Quite different is the case, however, in the miniature incandescent lamps according to the present application, in which both the envelope and the exhaust tube consist of normal glass (lead glass or lime glass) and the exhaust tube has a wall thickness of approximately 0.5 mm which is so small that during the pinching operation the danger of a deformation of the exhaust tube exists, the more so since the prescribed dimensions of the pinched glass cap exclude a design of the pinching tool which avoids certainly the squeezing of the exhaust tube.

The invention will now be described in greater detail with reference to an embodiment shown in the drawing.

FIG. 1 shows diagrammatically a pinching operation according to the invention in which the individual lamp and device components are shown on a strongly exaggerated scale.

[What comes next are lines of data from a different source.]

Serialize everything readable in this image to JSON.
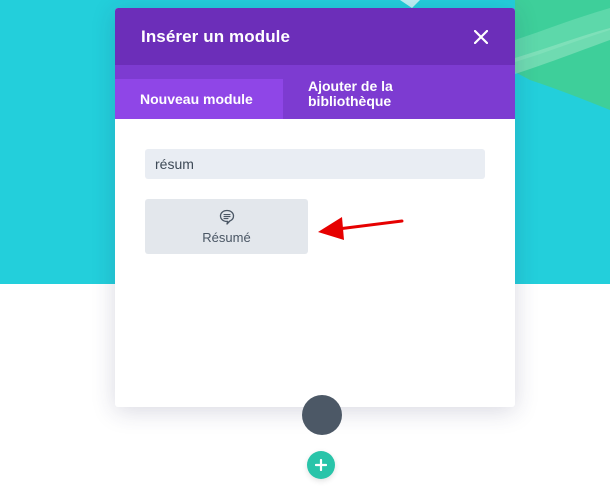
{
  "modal": {
    "title": "Insérer un module",
    "tabs": [
      {
        "label": "Nouveau module",
        "active": true
      },
      {
        "label": "Ajouter de la bibliothèque",
        "active": false
      }
    ]
  },
  "search": {
    "value": "résum"
  },
  "results": [
    {
      "label": "Résumé",
      "icon": "comment-icon"
    }
  ],
  "colors": {
    "hero_background": "#23cfdb",
    "modal_header": "#6c2eb9",
    "tab_bar": "#7d3bd1",
    "active_tab": "#8f46e7",
    "add_button": "#29c4a9",
    "arrow": "#e60000"
  },
  "icons": {
    "close": "close-icon",
    "add": "plus-icon"
  }
}
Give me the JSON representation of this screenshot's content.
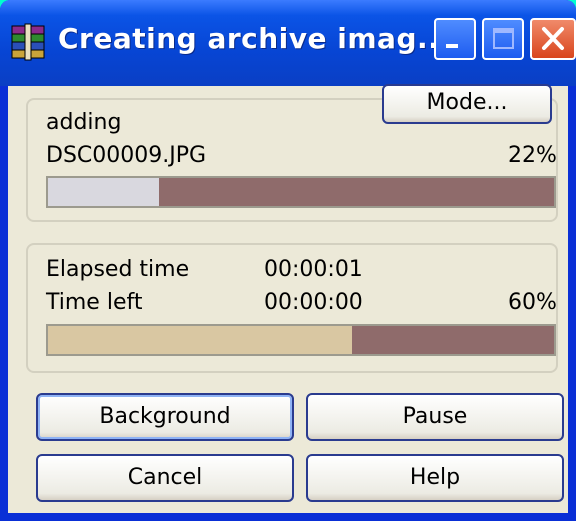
{
  "window": {
    "title": "Creating archive imag...",
    "controls": {
      "minimize": "minimize",
      "maximize": "maximize",
      "close": "close"
    }
  },
  "progress_group": {
    "action_label": "adding",
    "file_name": "DSC00009.JPG",
    "file_percent": "22%",
    "file_progress": 0.22,
    "mode_button": "Mode..."
  },
  "time_group": {
    "elapsed_label": "Elapsed time",
    "elapsed_value": "00:00:01",
    "left_label": "Time left",
    "left_value": "00:00:00",
    "total_percent": "60%",
    "total_progress": 0.6
  },
  "buttons": {
    "background": "Background",
    "pause": "Pause",
    "cancel": "Cancel",
    "help": "Help"
  },
  "colors": {
    "title_bar": "#0b54e6",
    "client_bg": "#ece9d8",
    "file_bar_fill": "#d9d8df",
    "total_bar_fill": "#d9c7a2",
    "bar_track": "#8f6b6b"
  }
}
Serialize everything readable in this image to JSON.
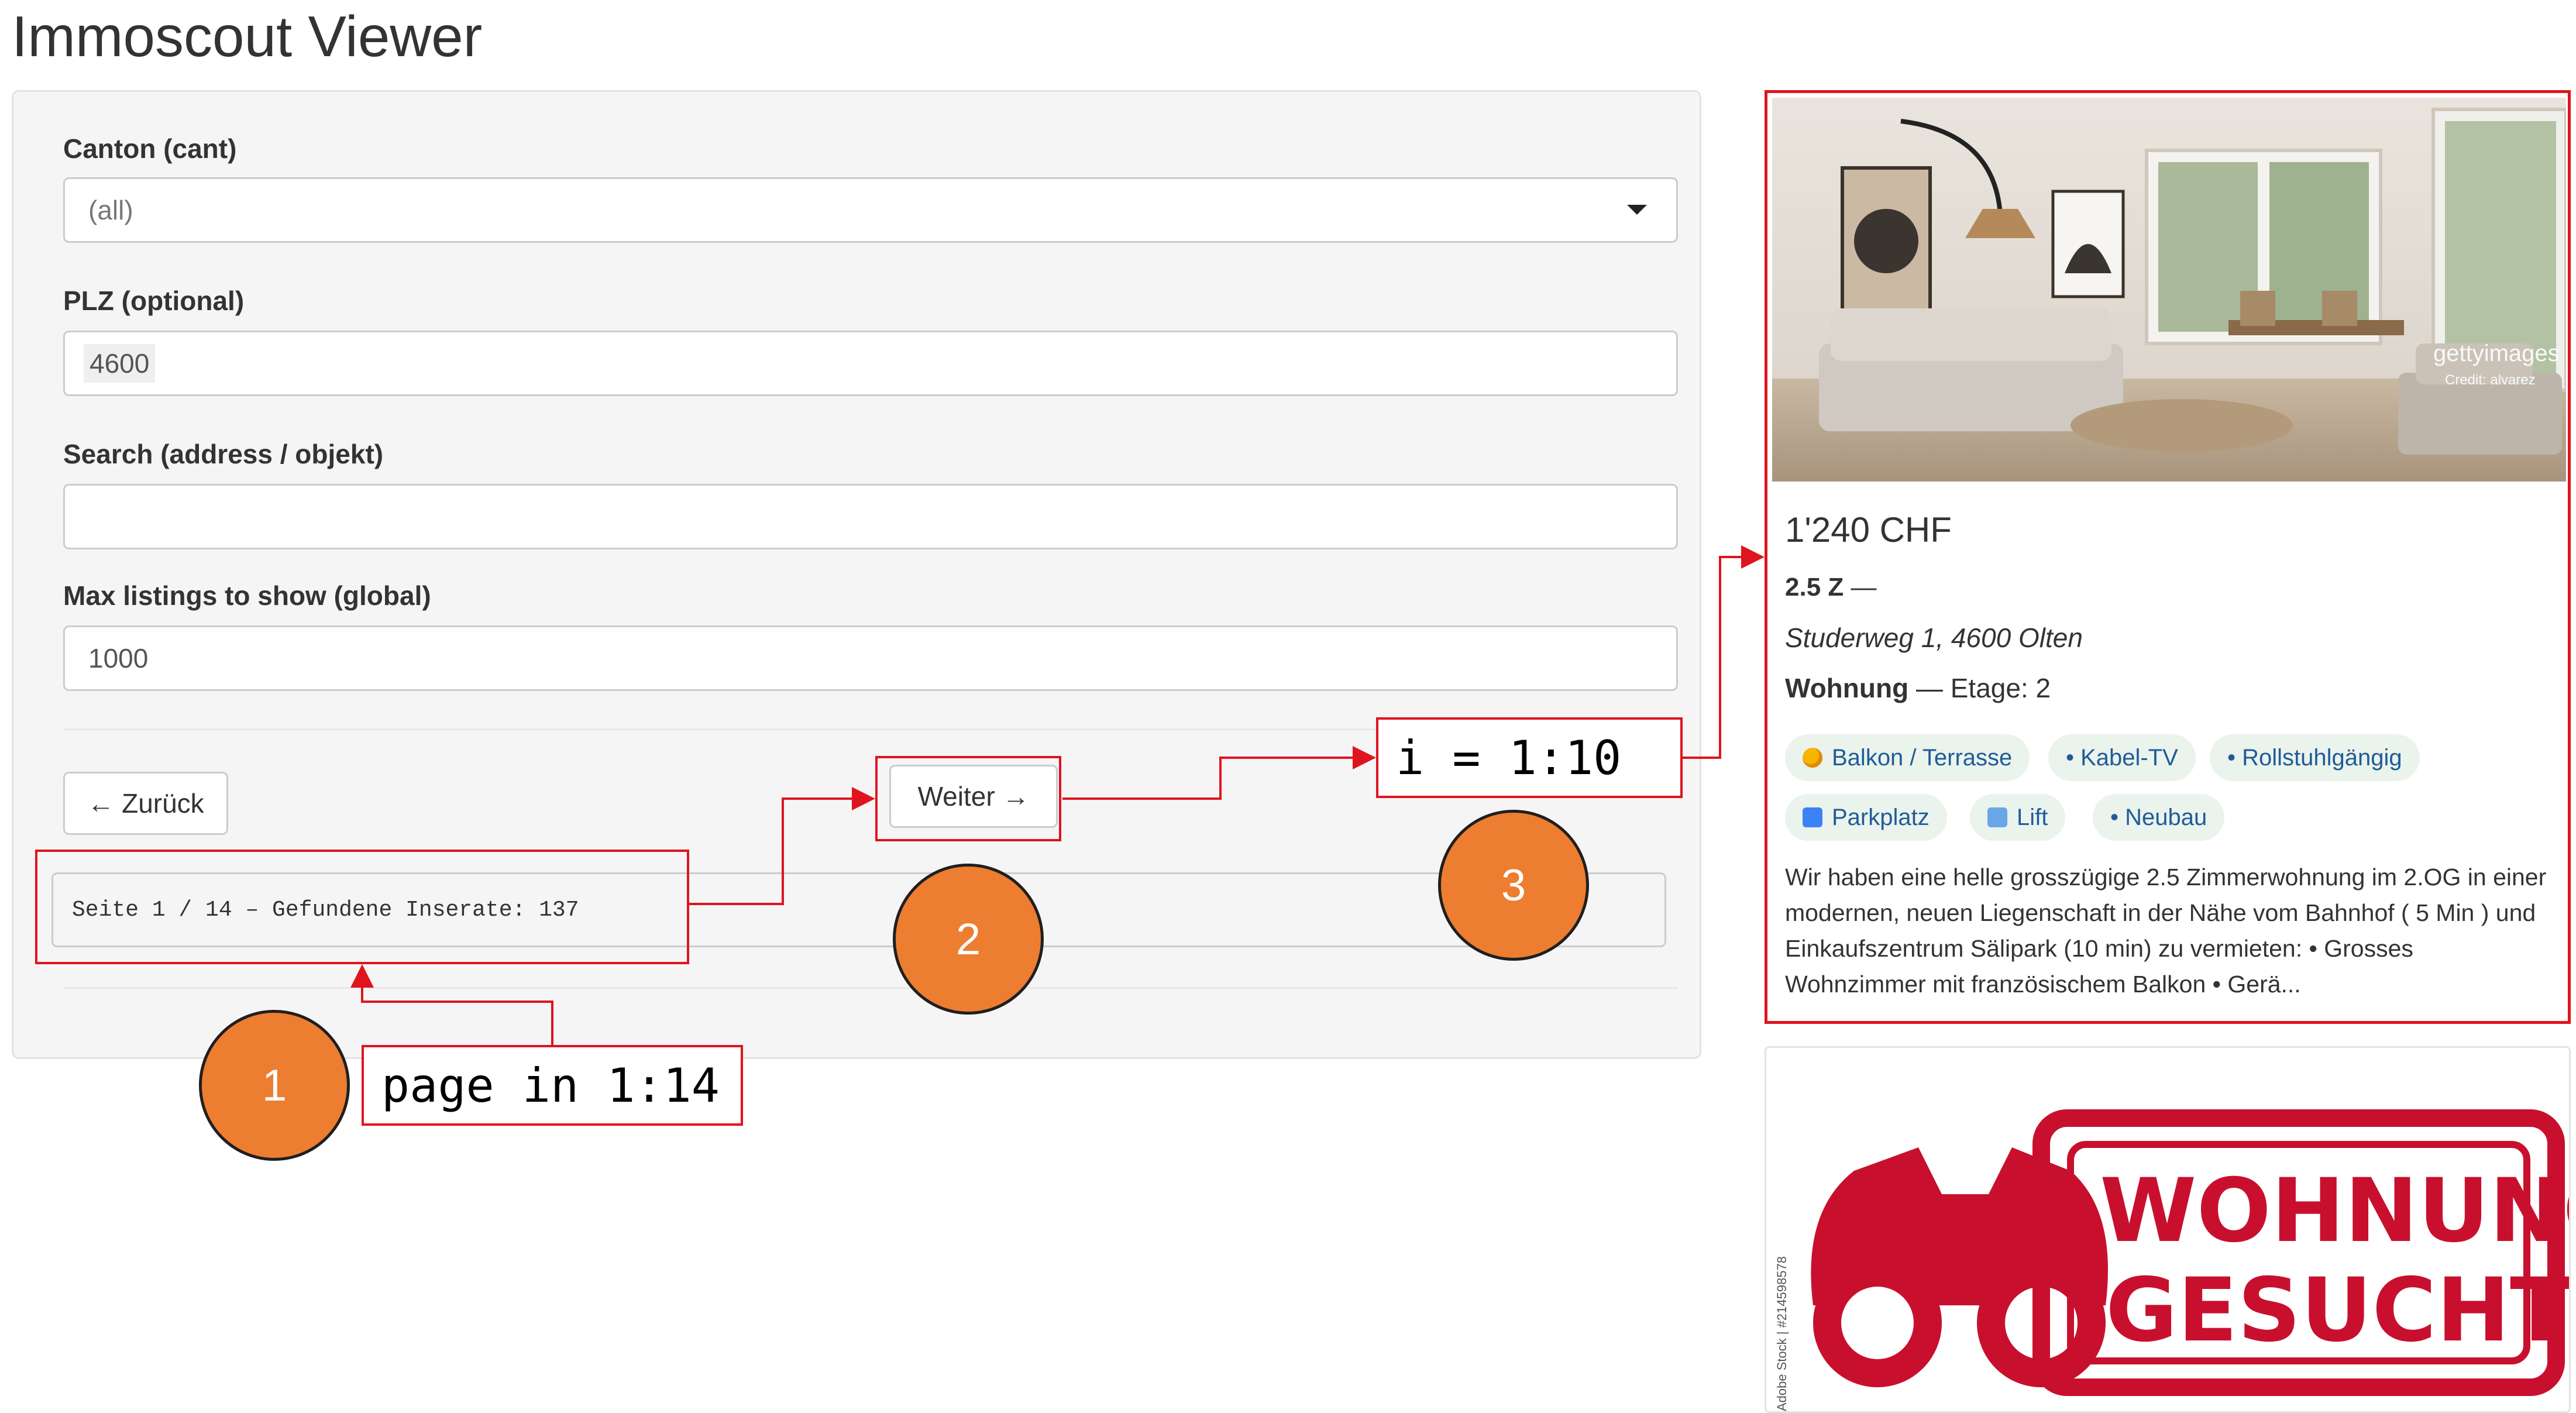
{
  "app": {
    "title": "Immoscout Viewer"
  },
  "filters": {
    "canton_label": "Canton (cant)",
    "canton_value": "(all)",
    "plz_label": "PLZ (optional)",
    "plz_value": "4600",
    "search_label": "Search (address / objekt)",
    "search_value": "",
    "max_label": "Max listings to show (global)",
    "max_value": "1000"
  },
  "nav": {
    "back_label": "← Zurück",
    "next_label": "Weiter →"
  },
  "pager": {
    "text": "Seite 1 / 14 – Gefundene Inserate: 137"
  },
  "annotations": {
    "page_loop": "page in 1:14",
    "item_loop": "i = 1:10",
    "step1": "1",
    "step2": "2",
    "step3": "3"
  },
  "listing": {
    "photo_watermark": "gettyimages",
    "photo_credit": "Credit: alvarez",
    "price": "1'240 CHF",
    "rooms": "2.5 Z",
    "rooms_suffix": " —",
    "address": "Studerweg 1, 4600 Olten",
    "type": "Wohnung",
    "floor": " — Etage: 2",
    "features": [
      {
        "label": "Balkon / Terrasse",
        "icon": "sun-icon"
      },
      {
        "label": "• Kabel-TV",
        "icon": ""
      },
      {
        "label": "• Rollstuhlgängig",
        "icon": ""
      },
      {
        "label": "Parkplatz",
        "icon": "parking-icon"
      },
      {
        "label": "Lift",
        "icon": "elevator-icon"
      },
      {
        "label": "• Neubau",
        "icon": ""
      }
    ],
    "description": "Wir haben eine helle grosszügige 2.5 Zimmerwohnung im 2.OG in einer modernen, neuen Liegenschaft in der Nähe vom Bahnhof ( 5 Min ) und Einkaufszentrum Sälipark (10 min) zu vermieten: • Grosses Wohnzimmer mit französischem Balkon • Gerä..."
  },
  "listing2": {
    "stamp_line1": "WOHNUNG",
    "stamp_line2": "GESUCHT!",
    "side_credit": "Adobe Stock | #214598578"
  },
  "colors": {
    "accent_red": "#e0141e",
    "step_orange": "#ed7d31",
    "chip_bg": "#eaf3ec"
  }
}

FIGS. 2 and 3 show the finished miniature incandescent lamp in two side elevations.

Reference numeral 1 denotes a lamp envelope of a miniature incandescent lamp, for example, of lead glass. 2 denotes an exhaust tube of, for example, lime glass. The envelope 1 has, for example, an outside diameter of approximately 10 mm and the exhaust tube 2 has an inside diameter of 0.85 mm and a wall thickness of 0.55 mm. Both parts are held in a device which is not shown. The lower, shaded part 3 of the envelope is heated by a burner not shown. The upper part 4 of the exhaust tube 2 present in the envelope 1 is heated simultaneously by heat transmission. After the deformation temperature has been reached, the shaded part 3 of the envelope is pinched around the end 4 of the exhaust tube by means of two pinching tools 5 the operative surfaces of which correspond to the sides of a standardized glass cap. During the pinching operation an inert cooling gas is blown from the lower side through the exhaust tube 2 (arrow P) at such a temperature and flow rate that the temperature of the inner wall of the exhaust tube remains below the transformation temperature of the glass, while the outer wall of the exhaust tube assumes a temperature which ensures a tight seal of the exhaust tube 2 and the lamp envelope 1. The cooling gas is preferably the scavenging and/or filling gas itself. After the pinching operation the lamp is pumped to the prescribed pressure, filled with a filling gas, if desired, and the exhaust tube 2 is sealed immediately below the pinching zone 9.

A lamp manufactured in this manner is shown in two side elevations in FIGS. 2 and 3. Accommodated in the lamp is a bead set which consists of an insulating bead 6, a filament 7 and two current supplies 8. The current supplies 8 project from below from the pinching zone 9 and are bent outwardly along the pinch. The bead set is not shown in FIG. 1 for clarity.

Patent Citations
Cited PatentFiling datePublication dateApplicantTitle
US1398033 *Apr 23, 1919Nov 22, 1921Oscar V MaurerMethod of making incandescent lamps
US1448351 *Sep 29, 1921Mar 13, 1923Ivan M KirlinProcess of making hollow panes of glass
US2006568 *Jul 1, 1932Jul 2, 1935Westinghouse Lamp CoMethod of sealing metal wires to glass
US2945327 *May 8, 1957Jul 19, 1960Gen ElectricMethod of manufacturing electric lamps or similar devices
US3409342 *Dec 23, 1966Nov 5, 1968Gen ElectricMethod of heat sealing flashlamps containing combustible gas mixtures
US3505050 *Mar 20, 1967Apr 7, 1970Sylvania Electric ProdMethod of making a glass to glass seal
US3688812 *Feb 17, 1971Sep 5, 1972Oceanography Intern CorpMethod for sealing ampoules
US3798491 *Dec 18, 1972Mar 19, 1974Gen ElectricRounded end halogen lamp with spiral exhaust tube and method of manufacutre
CA507999A *Dec 7, 1954Philips NvMethod of filling a vessel with a gas and a vessel filled with gas by means of this method
GB261398A * Title not available
Referenced by
Citing PatentFiling datePublication dateApplicantTitle
US4353727 *Jul 23, 1981Oct 12, 1982Hitachi, Ltd.Method for fabricating fluorescent lamp
US5384709 *Feb 23, 1993Jan 24, 1995Rockwell International CorporationMiniature fluorescent lamp processing apparatus
Classifications
U.S. Classification65/32.2, 65/36, 65/152, 65/34
International ClassificationH01K3/26, H01K3/20
Cooperative ClassificationH01K3/26
European ClassificationH01K3/26